VR Interfaces: PK100 PowerKnee


Overview of PK100 PowerKnee
The Tibion PK100 PowerKnee is a powered partial exoskeleton, designed to be slipped on over a weak or damaged natural leg, and augment its ability to function normally.

Created by Tibion Bionic Technologies out of Moffett Field, California, US, the device fits over the entire leg, from the foot all the way up to the thigh. A shoe insert marks the base, and it actually uses the individual's shoes for partial structural support. The PK100 molds around the person's foot inside the shoe, before extending up their ankle, and flowing in a single piece over the knee.

The entirety of the touch fabric and carbon fibre powered 'boot' for lack of a better term, is deeply interlaced with sensors and motor actuators. The actuators cluster round the joints, whilst the sensors swarm all over the surface of the device, reporting back to a computer system on the front of the thigh.

This system uses the sensory input in a manner not too dissimilar from mocap or proprioception for that matter. It treats the sensors as muscle position indicators which tell the system the current position and orientation of every part of the foot and leg.

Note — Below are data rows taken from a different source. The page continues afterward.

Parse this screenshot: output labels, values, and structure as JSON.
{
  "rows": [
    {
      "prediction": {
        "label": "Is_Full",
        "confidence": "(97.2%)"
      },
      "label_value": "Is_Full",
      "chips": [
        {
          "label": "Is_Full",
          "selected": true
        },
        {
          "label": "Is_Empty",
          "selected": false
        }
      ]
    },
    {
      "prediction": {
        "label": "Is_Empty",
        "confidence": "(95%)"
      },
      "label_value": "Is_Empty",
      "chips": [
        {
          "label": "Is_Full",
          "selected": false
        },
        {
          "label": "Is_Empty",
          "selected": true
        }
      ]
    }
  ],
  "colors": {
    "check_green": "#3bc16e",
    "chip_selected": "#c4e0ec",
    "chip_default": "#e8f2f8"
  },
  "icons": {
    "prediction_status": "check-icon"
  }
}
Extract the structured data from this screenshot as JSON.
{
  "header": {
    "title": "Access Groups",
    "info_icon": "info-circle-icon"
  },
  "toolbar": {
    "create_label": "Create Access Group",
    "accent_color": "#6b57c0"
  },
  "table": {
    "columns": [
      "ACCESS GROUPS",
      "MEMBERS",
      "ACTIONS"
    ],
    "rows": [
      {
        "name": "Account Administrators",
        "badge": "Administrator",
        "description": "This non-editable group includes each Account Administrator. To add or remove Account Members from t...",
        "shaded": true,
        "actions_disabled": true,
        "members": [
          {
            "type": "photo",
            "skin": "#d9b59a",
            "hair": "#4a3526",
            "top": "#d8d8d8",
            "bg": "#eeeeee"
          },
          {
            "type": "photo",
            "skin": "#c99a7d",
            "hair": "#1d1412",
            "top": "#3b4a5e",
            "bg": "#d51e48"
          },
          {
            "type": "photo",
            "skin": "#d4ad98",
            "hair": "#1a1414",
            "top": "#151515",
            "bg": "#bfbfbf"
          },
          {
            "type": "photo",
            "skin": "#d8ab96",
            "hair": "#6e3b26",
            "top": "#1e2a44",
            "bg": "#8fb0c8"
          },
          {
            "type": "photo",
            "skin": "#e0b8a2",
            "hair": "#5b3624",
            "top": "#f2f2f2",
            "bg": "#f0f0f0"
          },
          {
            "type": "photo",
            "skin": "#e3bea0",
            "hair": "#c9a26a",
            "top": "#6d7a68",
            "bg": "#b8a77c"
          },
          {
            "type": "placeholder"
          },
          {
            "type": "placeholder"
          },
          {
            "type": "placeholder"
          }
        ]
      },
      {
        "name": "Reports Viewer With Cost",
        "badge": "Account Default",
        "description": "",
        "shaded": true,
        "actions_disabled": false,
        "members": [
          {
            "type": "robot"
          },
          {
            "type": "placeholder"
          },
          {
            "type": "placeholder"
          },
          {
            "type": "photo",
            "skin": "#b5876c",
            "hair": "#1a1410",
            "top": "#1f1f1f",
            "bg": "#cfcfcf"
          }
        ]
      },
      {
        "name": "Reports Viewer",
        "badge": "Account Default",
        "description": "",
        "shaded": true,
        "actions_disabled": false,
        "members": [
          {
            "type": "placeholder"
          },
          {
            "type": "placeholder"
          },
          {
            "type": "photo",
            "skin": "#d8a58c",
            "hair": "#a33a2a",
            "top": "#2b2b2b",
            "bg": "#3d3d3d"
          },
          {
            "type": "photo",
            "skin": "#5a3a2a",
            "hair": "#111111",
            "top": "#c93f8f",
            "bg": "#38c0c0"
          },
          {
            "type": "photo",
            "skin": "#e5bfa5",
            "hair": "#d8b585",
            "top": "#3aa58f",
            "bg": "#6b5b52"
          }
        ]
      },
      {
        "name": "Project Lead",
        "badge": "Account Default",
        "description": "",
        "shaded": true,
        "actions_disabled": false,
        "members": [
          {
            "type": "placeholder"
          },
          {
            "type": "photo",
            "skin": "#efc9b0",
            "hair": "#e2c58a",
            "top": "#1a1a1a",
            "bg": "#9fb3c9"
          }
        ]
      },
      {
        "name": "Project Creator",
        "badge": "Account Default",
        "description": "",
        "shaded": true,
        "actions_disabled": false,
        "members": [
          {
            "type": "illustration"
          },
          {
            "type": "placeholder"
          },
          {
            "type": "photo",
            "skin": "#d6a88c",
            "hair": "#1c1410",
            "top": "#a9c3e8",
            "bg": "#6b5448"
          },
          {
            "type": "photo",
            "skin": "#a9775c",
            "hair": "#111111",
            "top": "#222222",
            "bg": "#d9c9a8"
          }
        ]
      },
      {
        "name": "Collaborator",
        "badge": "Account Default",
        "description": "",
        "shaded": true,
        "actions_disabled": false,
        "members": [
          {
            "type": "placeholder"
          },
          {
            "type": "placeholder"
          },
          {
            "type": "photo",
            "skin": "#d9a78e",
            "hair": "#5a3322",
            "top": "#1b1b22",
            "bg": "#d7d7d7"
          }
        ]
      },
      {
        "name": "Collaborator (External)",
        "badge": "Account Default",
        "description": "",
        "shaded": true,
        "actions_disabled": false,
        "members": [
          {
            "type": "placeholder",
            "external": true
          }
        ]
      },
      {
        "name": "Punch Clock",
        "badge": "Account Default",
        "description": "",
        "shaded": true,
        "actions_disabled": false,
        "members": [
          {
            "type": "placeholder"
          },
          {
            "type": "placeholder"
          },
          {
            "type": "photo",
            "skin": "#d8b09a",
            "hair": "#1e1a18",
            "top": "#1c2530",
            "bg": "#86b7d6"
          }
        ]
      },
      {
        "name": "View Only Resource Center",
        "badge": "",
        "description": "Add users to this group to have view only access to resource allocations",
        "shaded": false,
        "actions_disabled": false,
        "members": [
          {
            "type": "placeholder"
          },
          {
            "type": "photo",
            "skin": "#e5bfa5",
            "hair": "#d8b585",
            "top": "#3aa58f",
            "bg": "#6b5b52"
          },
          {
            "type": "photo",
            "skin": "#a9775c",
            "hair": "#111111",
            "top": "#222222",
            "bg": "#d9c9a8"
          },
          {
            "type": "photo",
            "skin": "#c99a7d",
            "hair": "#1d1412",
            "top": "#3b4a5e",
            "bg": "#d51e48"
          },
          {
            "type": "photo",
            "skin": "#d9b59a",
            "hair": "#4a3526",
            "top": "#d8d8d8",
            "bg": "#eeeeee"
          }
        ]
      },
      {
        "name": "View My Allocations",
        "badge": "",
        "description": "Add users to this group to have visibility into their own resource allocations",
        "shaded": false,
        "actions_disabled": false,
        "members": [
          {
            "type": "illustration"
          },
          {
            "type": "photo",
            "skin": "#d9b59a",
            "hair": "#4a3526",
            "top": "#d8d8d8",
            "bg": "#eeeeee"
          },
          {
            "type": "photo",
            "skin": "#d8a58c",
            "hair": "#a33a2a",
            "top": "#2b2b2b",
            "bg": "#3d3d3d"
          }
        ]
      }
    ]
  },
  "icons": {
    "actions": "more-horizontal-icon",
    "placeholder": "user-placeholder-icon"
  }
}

By studying those positions as they change over time, the system tries to understand what the wearer is trying to do - sit, stand, walk, run, twist the foot, etc.

The system learns as it is attached to a person over time, teaching itself new movements. This means that it can adapt to any individual gait. It also means that whilst the PK100 won't recognise a tango or waltz the first time, it will begin to by the third or fourth time.

Because it learns passively, the system is not connected to the user's nervous system in any way. This makes it completely non-invasive. It also means that any tactile feedback is impossible. However, for a leg, this is not an issue most of the time.

Untitled Document